Start of Given information

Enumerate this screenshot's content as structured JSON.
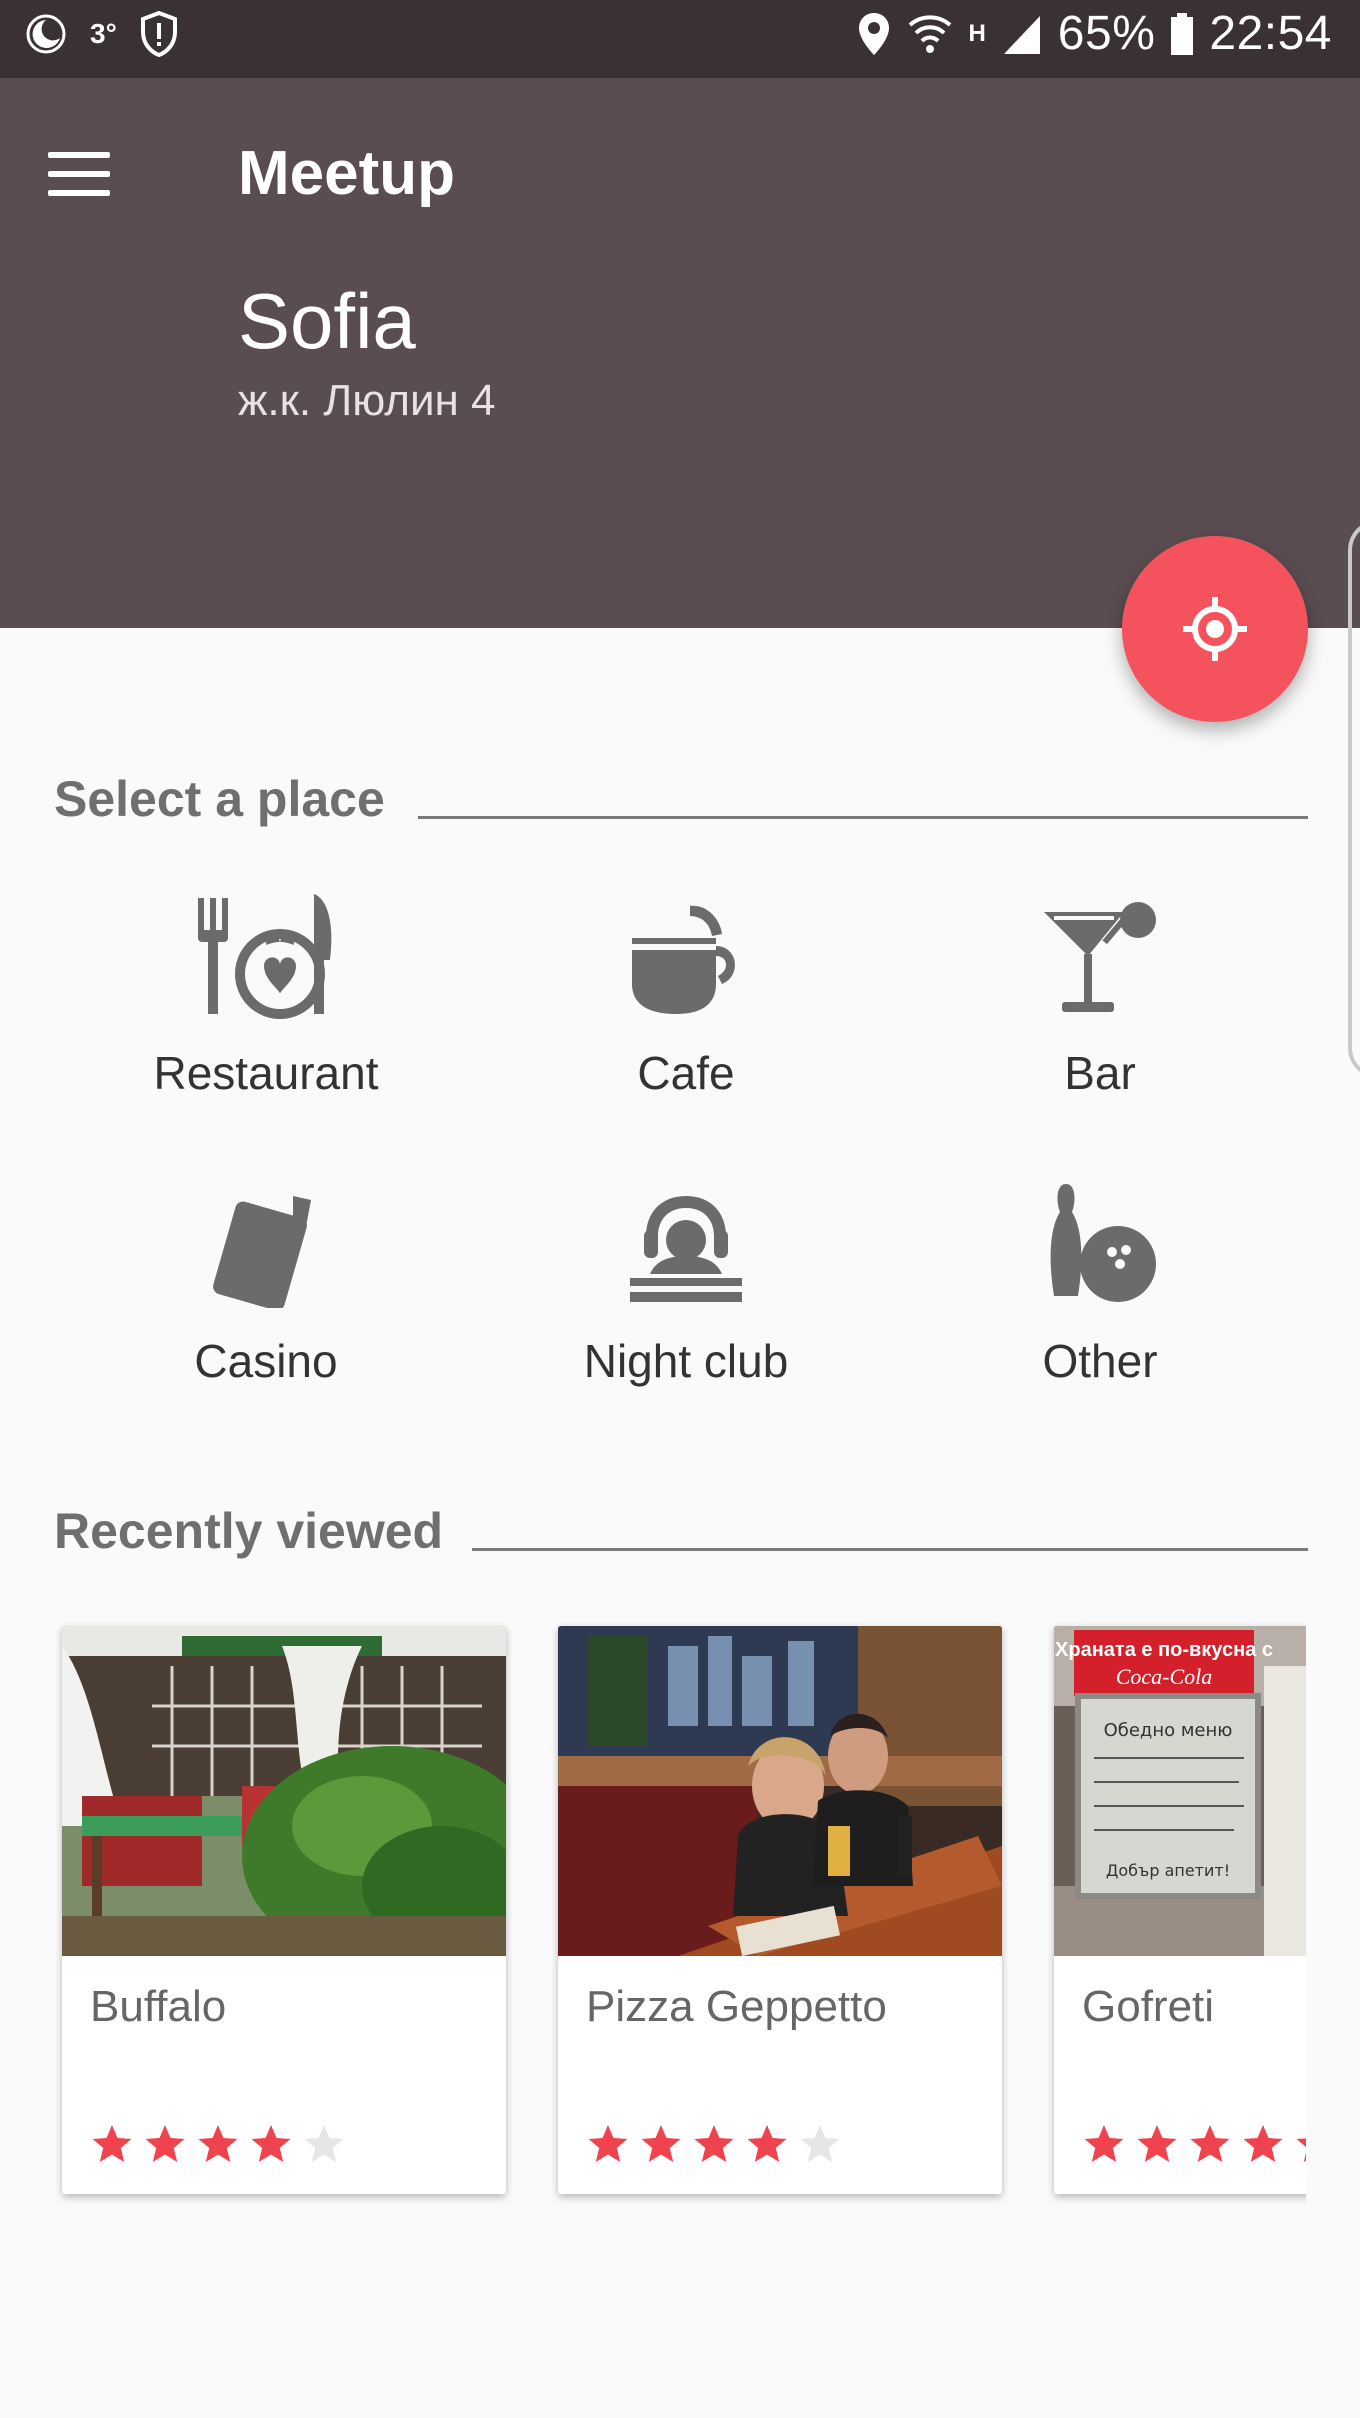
{
  "status_bar": {
    "temperature": "3°",
    "battery_percent": "65%",
    "time": "22:54",
    "network_type": "H",
    "icons": [
      "moon-icon",
      "shield-alert-icon",
      "location-icon",
      "wifi-icon",
      "signal-icon",
      "battery-icon"
    ]
  },
  "app_bar": {
    "title": "Meetup",
    "city": "Sofia",
    "address": "ж.к. Люлин 4",
    "background_color": "#5a4d51"
  },
  "fab": {
    "icon": "my-location-icon",
    "color": "#f4535e"
  },
  "select_place": {
    "heading": "Select a place",
    "categories": [
      {
        "label": "Restaurant",
        "icon": "restaurant-icon"
      },
      {
        "label": "Cafe",
        "icon": "cafe-icon"
      },
      {
        "label": "Bar",
        "icon": "bar-icon"
      },
      {
        "label": "Casino",
        "icon": "casino-icon"
      },
      {
        "label": "Night club",
        "icon": "night-club-icon"
      },
      {
        "label": "Other",
        "icon": "bowling-icon"
      }
    ]
  },
  "recently_viewed": {
    "heading": "Recently viewed",
    "places": [
      {
        "name": "Buffalo",
        "rating": 4,
        "max_rating": 5
      },
      {
        "name": "Pizza Geppetto",
        "rating": 4,
        "max_rating": 5
      },
      {
        "name": "Gofreti",
        "rating": 5,
        "max_rating": 5
      }
    ]
  },
  "photo_signage": {
    "gofreti_sign_top": "Храната е по-вкусна с",
    "gofreti_sign_brand": "Coca-Cola",
    "gofreti_board_title": "Обедно меню",
    "gofreti_board_footer": "Добър апетит!"
  },
  "colors": {
    "accent": "#f4535e",
    "star_filled": "#f0434e",
    "star_empty": "#e6e6e6",
    "icon_gray": "#6b6b6b"
  }
}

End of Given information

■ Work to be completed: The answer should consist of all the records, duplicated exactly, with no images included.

■ Exercise solution:
Enumerate this screenshot's content as structured JSON.
{
  "status_bar": {
    "temperature": "3°",
    "battery_percent": "65%",
    "time": "22:54",
    "network_type": "H",
    "icons": [
      "moon-icon",
      "shield-alert-icon",
      "location-icon",
      "wifi-icon",
      "signal-icon",
      "battery-icon"
    ]
  },
  "app_bar": {
    "title": "Meetup",
    "city": "Sofia",
    "address": "ж.к. Люлин 4",
    "background_color": "#5a4d51"
  },
  "fab": {
    "icon": "my-location-icon",
    "color": "#f4535e"
  },
  "select_place": {
    "heading": "Select a place",
    "categories": [
      {
        "label": "Restaurant",
        "icon": "restaurant-icon"
      },
      {
        "label": "Cafe",
        "icon": "cafe-icon"
      },
      {
        "label": "Bar",
        "icon": "bar-icon"
      },
      {
        "label": "Casino",
        "icon": "casino-icon"
      },
      {
        "label": "Night club",
        "icon": "night-club-icon"
      },
      {
        "label": "Other",
        "icon": "bowling-icon"
      }
    ]
  },
  "recently_viewed": {
    "heading": "Recently viewed",
    "places": [
      {
        "name": "Buffalo",
        "rating": 4,
        "max_rating": 5
      },
      {
        "name": "Pizza Geppetto",
        "rating": 4,
        "max_rating": 5
      },
      {
        "name": "Gofreti",
        "rating": 5,
        "max_rating": 5
      }
    ]
  },
  "photo_signage": {
    "gofreti_sign_top": "Храната е по-вкусна с",
    "gofreti_sign_brand": "Coca-Cola",
    "gofreti_board_title": "Обедно меню",
    "gofreti_board_footer": "Добър апетит!"
  },
  "colors": {
    "accent": "#f4535e",
    "star_filled": "#f0434e",
    "star_empty": "#e6e6e6",
    "icon_gray": "#6b6b6b"
  }
}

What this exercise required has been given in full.